Scientists have long complained that the Bush administration's stem cell funding policy restricted their research to only a handful of human embryonic stem cell lines. A study published Friday in Nature Biotechnology confirms that the majority of lab experiments over the last decade has indeed focused on two or three cell lines -- the result of choices made by both President George W. Bush and the scientists themselves.
Researchers from Stanford University, the Mayo Clinic and the University of Michigan analyzed all 1,217 requests for stem cell lines that were made to the National Stem Cell Bank between 1999 and 2008. What they found was "far less diversity of materials than most believe," they wrote.
Though the Bush administration said the bank maintained 21 cell lines eligible for funding from the National Institutes of Health, three of those lines have never been available to researchers, and a fourth line just became usable this year, the researchers said.

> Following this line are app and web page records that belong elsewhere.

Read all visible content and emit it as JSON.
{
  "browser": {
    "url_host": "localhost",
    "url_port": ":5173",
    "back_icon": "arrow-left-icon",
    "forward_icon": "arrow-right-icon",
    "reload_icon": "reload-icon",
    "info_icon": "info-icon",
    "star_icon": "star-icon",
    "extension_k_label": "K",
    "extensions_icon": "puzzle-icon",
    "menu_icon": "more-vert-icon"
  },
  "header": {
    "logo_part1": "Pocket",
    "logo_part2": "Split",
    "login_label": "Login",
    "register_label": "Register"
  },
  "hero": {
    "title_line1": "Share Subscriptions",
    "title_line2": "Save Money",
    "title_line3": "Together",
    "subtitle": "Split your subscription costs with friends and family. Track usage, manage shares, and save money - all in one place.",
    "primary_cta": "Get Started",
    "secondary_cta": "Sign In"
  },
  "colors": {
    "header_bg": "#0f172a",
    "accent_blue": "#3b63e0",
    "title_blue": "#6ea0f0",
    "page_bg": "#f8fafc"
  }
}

Of the remaining 17 cell lines, more than three-quarters of all requests from scientists involved just two. The H1 line accounted for 39% of the orders, and the H9 line made up an additional 38%, according to records from the stem cell bank. The only other line that has been requested more than 100 times is H7. Nine of the lines haven't even made it into the double digits. It's not clear if only those three lines were easy to work with, or if they were favored for other reasons.
The researchers also examined requests for human embryonic stem cell lines developed and maintained by the Harvard Stem Cell Institute. Harvard offers 28 cell lines, though the researchers focused on the 17 that have been available since 2004. (The others were too new to have been requested very often, they reasoned.) None of the Harvard lines could be used in NIH-funded experiments until the Obama administration's more expansive funding policy took effect last month.
There was considerably more diversity in Harvard's 946 shipments, according to the study. The two most popular cell lines accounted for only 25% of requests.
The researchers also scanned 534 stem cell studies published in peer-reviewed journals between 1999 and 2008. The H9 cell line appeared in 83% of studies, while the H1 line was in 61% and H7 was in 24%. Less than 36% of the publications included any of the other NIH lines.
The Harvard lines showed up in fewer than 3% of the studies, according to the analysis.
The researchers speculated that scientists using federal funds might have been more conservative about their experiments and thus tended to cluster around the most popular NIH-approved lines. The pattern might also reflect a "first-mover advantage," because laboratories seeking to replicate previous experiments would strive to use the same materials.
"The lasting legacy of Bush-era policies," the researchers concluded, is a human embryonic stem cell field "that relies very heavily on a small number of well-used but less than ideal cell lines."